Last year the FSTR was added to any withholding and Earned Income Credit and used to reduce any tax liability the taxpayer had. The remaining payments were refunded to the taxpayer. Beginning with 2013 returns, the Kansas K-40 has been changed. The FSTR reduces any tax liability to $0.00. Any FSTR left is lost. A taxpayer who qualifies for $125 FSTR but has a tax liability of $56 will use the FSTR to reduce the tax to $0 but loses the remaining $69 of FSTR. If the taxpayer has any other refundable or non-refundable credit, including Earned Income Credit or the Credit for Taxes Paid to Another State, these are used to reduce the tax liability before the FSTR is used. The taxpayer with a $56 tax liability and Earned Income Credit will have to use their EIC to pay the $56 tax and lose the whole $125 FSTR.
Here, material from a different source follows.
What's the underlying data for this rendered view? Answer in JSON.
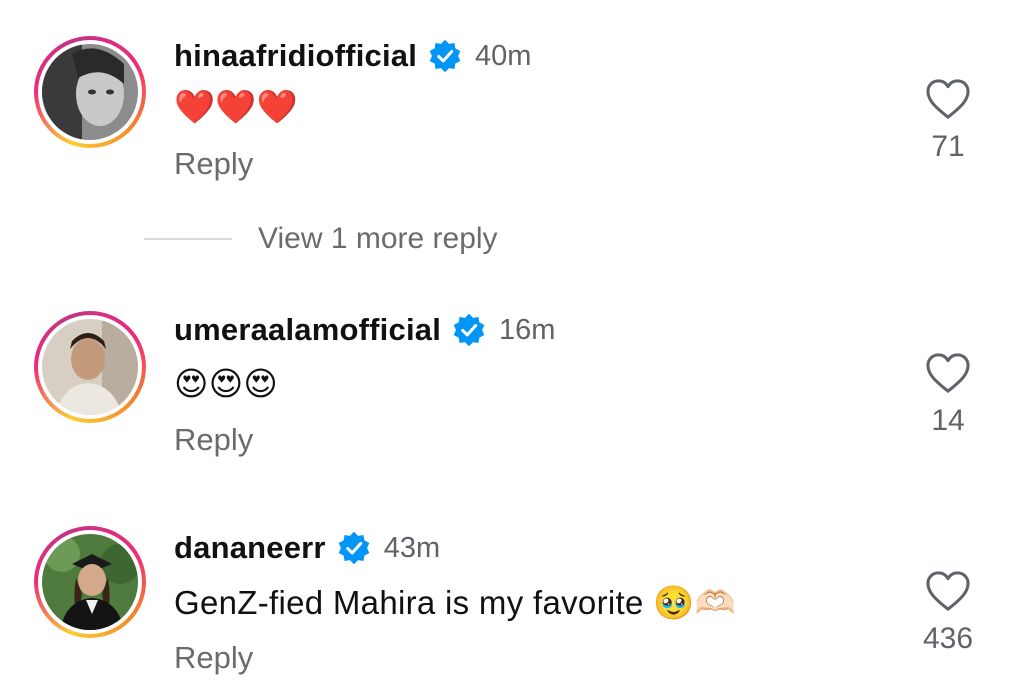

My problem with the new system is how sneaky it is. When the legislature cut the Food Sales Tax Refund, I could understand the cut as part of tax reform. I didn’t like it but I could understand why. But when it was brought back with a major restriction – that was political. Only about 5% of my clients who qualify for the FSTR will actually use up their credit now. Most will qualify for the credit and lose the whole thing because they have little or no Kansas tax to offset it. They will come in under the impression the credit is back and learn they won’t be getting a Kansas refund because of the word “non-refundable”. Like I said, sneaky.